# ABOUT THIS TASK
Leaving out all pictures, return the records word for word.

# PROVIDED DATA
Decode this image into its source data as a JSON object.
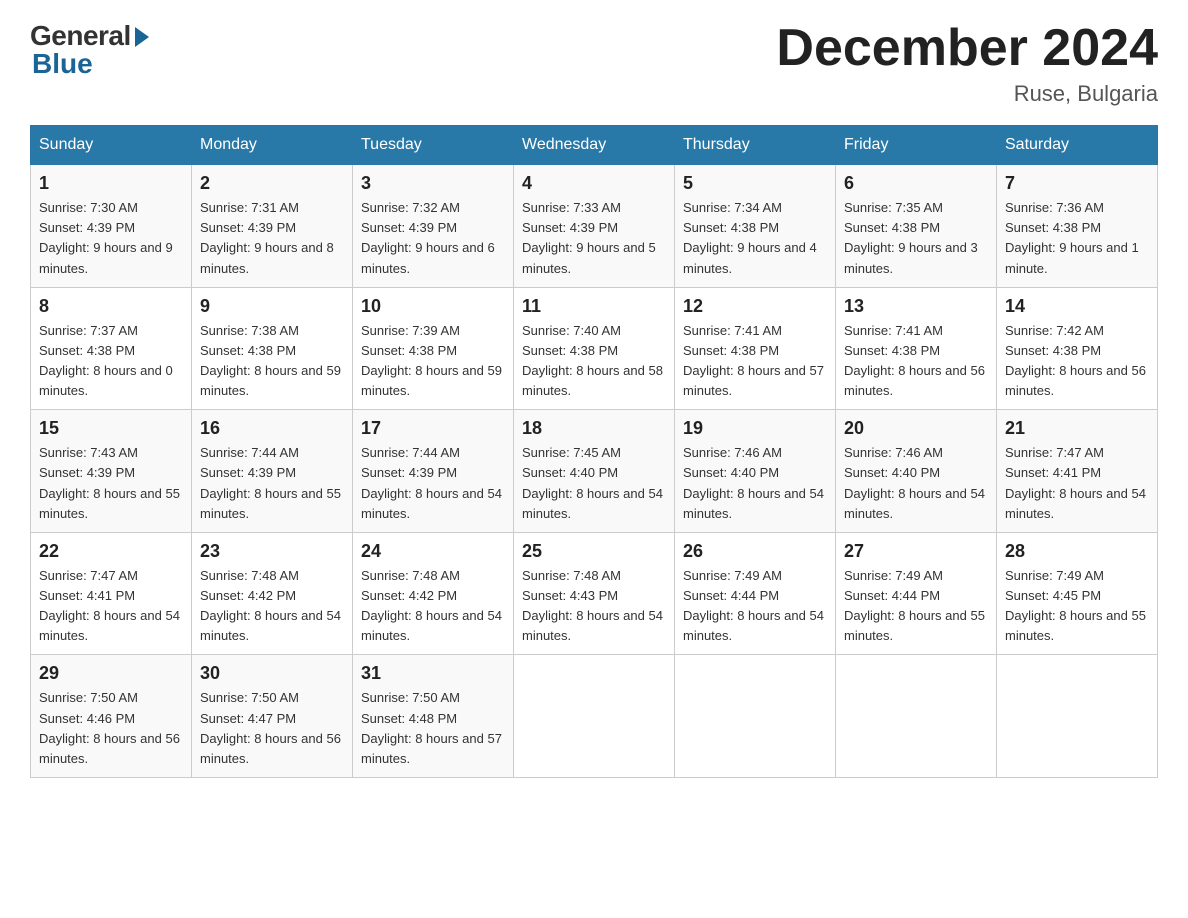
{
  "logo": {
    "general": "General",
    "blue": "Blue"
  },
  "title": "December 2024",
  "location": "Ruse, Bulgaria",
  "days_of_week": [
    "Sunday",
    "Monday",
    "Tuesday",
    "Wednesday",
    "Thursday",
    "Friday",
    "Saturday"
  ],
  "weeks": [
    [
      {
        "day": "1",
        "sunrise": "7:30 AM",
        "sunset": "4:39 PM",
        "daylight": "9 hours and 9 minutes."
      },
      {
        "day": "2",
        "sunrise": "7:31 AM",
        "sunset": "4:39 PM",
        "daylight": "9 hours and 8 minutes."
      },
      {
        "day": "3",
        "sunrise": "7:32 AM",
        "sunset": "4:39 PM",
        "daylight": "9 hours and 6 minutes."
      },
      {
        "day": "4",
        "sunrise": "7:33 AM",
        "sunset": "4:39 PM",
        "daylight": "9 hours and 5 minutes."
      },
      {
        "day": "5",
        "sunrise": "7:34 AM",
        "sunset": "4:38 PM",
        "daylight": "9 hours and 4 minutes."
      },
      {
        "day": "6",
        "sunrise": "7:35 AM",
        "sunset": "4:38 PM",
        "daylight": "9 hours and 3 minutes."
      },
      {
        "day": "7",
        "sunrise": "7:36 AM",
        "sunset": "4:38 PM",
        "daylight": "9 hours and 1 minute."
      }
    ],
    [
      {
        "day": "8",
        "sunrise": "7:37 AM",
        "sunset": "4:38 PM",
        "daylight": "8 hours and 0 minutes."
      },
      {
        "day": "9",
        "sunrise": "7:38 AM",
        "sunset": "4:38 PM",
        "daylight": "8 hours and 59 minutes."
      },
      {
        "day": "10",
        "sunrise": "7:39 AM",
        "sunset": "4:38 PM",
        "daylight": "8 hours and 59 minutes."
      },
      {
        "day": "11",
        "sunrise": "7:40 AM",
        "sunset": "4:38 PM",
        "daylight": "8 hours and 58 minutes."
      },
      {
        "day": "12",
        "sunrise": "7:41 AM",
        "sunset": "4:38 PM",
        "daylight": "8 hours and 57 minutes."
      },
      {
        "day": "13",
        "sunrise": "7:41 AM",
        "sunset": "4:38 PM",
        "daylight": "8 hours and 56 minutes."
      },
      {
        "day": "14",
        "sunrise": "7:42 AM",
        "sunset": "4:38 PM",
        "daylight": "8 hours and 56 minutes."
      }
    ],
    [
      {
        "day": "15",
        "sunrise": "7:43 AM",
        "sunset": "4:39 PM",
        "daylight": "8 hours and 55 minutes."
      },
      {
        "day": "16",
        "sunrise": "7:44 AM",
        "sunset": "4:39 PM",
        "daylight": "8 hours and 55 minutes."
      },
      {
        "day": "17",
        "sunrise": "7:44 AM",
        "sunset": "4:39 PM",
        "daylight": "8 hours and 54 minutes."
      },
      {
        "day": "18",
        "sunrise": "7:45 AM",
        "sunset": "4:40 PM",
        "daylight": "8 hours and 54 minutes."
      },
      {
        "day": "19",
        "sunrise": "7:46 AM",
        "sunset": "4:40 PM",
        "daylight": "8 hours and 54 minutes."
      },
      {
        "day": "20",
        "sunrise": "7:46 AM",
        "sunset": "4:40 PM",
        "daylight": "8 hours and 54 minutes."
      },
      {
        "day": "21",
        "sunrise": "7:47 AM",
        "sunset": "4:41 PM",
        "daylight": "8 hours and 54 minutes."
      }
    ],
    [
      {
        "day": "22",
        "sunrise": "7:47 AM",
        "sunset": "4:41 PM",
        "daylight": "8 hours and 54 minutes."
      },
      {
        "day": "23",
        "sunrise": "7:48 AM",
        "sunset": "4:42 PM",
        "daylight": "8 hours and 54 minutes."
      },
      {
        "day": "24",
        "sunrise": "7:48 AM",
        "sunset": "4:42 PM",
        "daylight": "8 hours and 54 minutes."
      },
      {
        "day": "25",
        "sunrise": "7:48 AM",
        "sunset": "4:43 PM",
        "daylight": "8 hours and 54 minutes."
      },
      {
        "day": "26",
        "sunrise": "7:49 AM",
        "sunset": "4:44 PM",
        "daylight": "8 hours and 54 minutes."
      },
      {
        "day": "27",
        "sunrise": "7:49 AM",
        "sunset": "4:44 PM",
        "daylight": "8 hours and 55 minutes."
      },
      {
        "day": "28",
        "sunrise": "7:49 AM",
        "sunset": "4:45 PM",
        "daylight": "8 hours and 55 minutes."
      }
    ],
    [
      {
        "day": "29",
        "sunrise": "7:50 AM",
        "sunset": "4:46 PM",
        "daylight": "8 hours and 56 minutes."
      },
      {
        "day": "30",
        "sunrise": "7:50 AM",
        "sunset": "4:47 PM",
        "daylight": "8 hours and 56 minutes."
      },
      {
        "day": "31",
        "sunrise": "7:50 AM",
        "sunset": "4:48 PM",
        "daylight": "8 hours and 57 minutes."
      },
      null,
      null,
      null,
      null
    ]
  ],
  "labels": {
    "sunrise": "Sunrise:",
    "sunset": "Sunset:",
    "daylight": "Daylight:"
  }
}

# PROBLEM SOLUTION
Decode this image into its source data as a JSON object.
{
  "logo": {
    "general": "General",
    "blue": "Blue"
  },
  "title": "December 2024",
  "location": "Ruse, Bulgaria",
  "days_of_week": [
    "Sunday",
    "Monday",
    "Tuesday",
    "Wednesday",
    "Thursday",
    "Friday",
    "Saturday"
  ],
  "weeks": [
    [
      {
        "day": "1",
        "sunrise": "7:30 AM",
        "sunset": "4:39 PM",
        "daylight": "9 hours and 9 minutes."
      },
      {
        "day": "2",
        "sunrise": "7:31 AM",
        "sunset": "4:39 PM",
        "daylight": "9 hours and 8 minutes."
      },
      {
        "day": "3",
        "sunrise": "7:32 AM",
        "sunset": "4:39 PM",
        "daylight": "9 hours and 6 minutes."
      },
      {
        "day": "4",
        "sunrise": "7:33 AM",
        "sunset": "4:39 PM",
        "daylight": "9 hours and 5 minutes."
      },
      {
        "day": "5",
        "sunrise": "7:34 AM",
        "sunset": "4:38 PM",
        "daylight": "9 hours and 4 minutes."
      },
      {
        "day": "6",
        "sunrise": "7:35 AM",
        "sunset": "4:38 PM",
        "daylight": "9 hours and 3 minutes."
      },
      {
        "day": "7",
        "sunrise": "7:36 AM",
        "sunset": "4:38 PM",
        "daylight": "9 hours and 1 minute."
      }
    ],
    [
      {
        "day": "8",
        "sunrise": "7:37 AM",
        "sunset": "4:38 PM",
        "daylight": "8 hours and 0 minutes."
      },
      {
        "day": "9",
        "sunrise": "7:38 AM",
        "sunset": "4:38 PM",
        "daylight": "8 hours and 59 minutes."
      },
      {
        "day": "10",
        "sunrise": "7:39 AM",
        "sunset": "4:38 PM",
        "daylight": "8 hours and 59 minutes."
      },
      {
        "day": "11",
        "sunrise": "7:40 AM",
        "sunset": "4:38 PM",
        "daylight": "8 hours and 58 minutes."
      },
      {
        "day": "12",
        "sunrise": "7:41 AM",
        "sunset": "4:38 PM",
        "daylight": "8 hours and 57 minutes."
      },
      {
        "day": "13",
        "sunrise": "7:41 AM",
        "sunset": "4:38 PM",
        "daylight": "8 hours and 56 minutes."
      },
      {
        "day": "14",
        "sunrise": "7:42 AM",
        "sunset": "4:38 PM",
        "daylight": "8 hours and 56 minutes."
      }
    ],
    [
      {
        "day": "15",
        "sunrise": "7:43 AM",
        "sunset": "4:39 PM",
        "daylight": "8 hours and 55 minutes."
      },
      {
        "day": "16",
        "sunrise": "7:44 AM",
        "sunset": "4:39 PM",
        "daylight": "8 hours and 55 minutes."
      },
      {
        "day": "17",
        "sunrise": "7:44 AM",
        "sunset": "4:39 PM",
        "daylight": "8 hours and 54 minutes."
      },
      {
        "day": "18",
        "sunrise": "7:45 AM",
        "sunset": "4:40 PM",
        "daylight": "8 hours and 54 minutes."
      },
      {
        "day": "19",
        "sunrise": "7:46 AM",
        "sunset": "4:40 PM",
        "daylight": "8 hours and 54 minutes."
      },
      {
        "day": "20",
        "sunrise": "7:46 AM",
        "sunset": "4:40 PM",
        "daylight": "8 hours and 54 minutes."
      },
      {
        "day": "21",
        "sunrise": "7:47 AM",
        "sunset": "4:41 PM",
        "daylight": "8 hours and 54 minutes."
      }
    ],
    [
      {
        "day": "22",
        "sunrise": "7:47 AM",
        "sunset": "4:41 PM",
        "daylight": "8 hours and 54 minutes."
      },
      {
        "day": "23",
        "sunrise": "7:48 AM",
        "sunset": "4:42 PM",
        "daylight": "8 hours and 54 minutes."
      },
      {
        "day": "24",
        "sunrise": "7:48 AM",
        "sunset": "4:42 PM",
        "daylight": "8 hours and 54 minutes."
      },
      {
        "day": "25",
        "sunrise": "7:48 AM",
        "sunset": "4:43 PM",
        "daylight": "8 hours and 54 minutes."
      },
      {
        "day": "26",
        "sunrise": "7:49 AM",
        "sunset": "4:44 PM",
        "daylight": "8 hours and 54 minutes."
      },
      {
        "day": "27",
        "sunrise": "7:49 AM",
        "sunset": "4:44 PM",
        "daylight": "8 hours and 55 minutes."
      },
      {
        "day": "28",
        "sunrise": "7:49 AM",
        "sunset": "4:45 PM",
        "daylight": "8 hours and 55 minutes."
      }
    ],
    [
      {
        "day": "29",
        "sunrise": "7:50 AM",
        "sunset": "4:46 PM",
        "daylight": "8 hours and 56 minutes."
      },
      {
        "day": "30",
        "sunrise": "7:50 AM",
        "sunset": "4:47 PM",
        "daylight": "8 hours and 56 minutes."
      },
      {
        "day": "31",
        "sunrise": "7:50 AM",
        "sunset": "4:48 PM",
        "daylight": "8 hours and 57 minutes."
      },
      null,
      null,
      null,
      null
    ]
  ],
  "labels": {
    "sunrise": "Sunrise:",
    "sunset": "Sunset:",
    "daylight": "Daylight:"
  }
}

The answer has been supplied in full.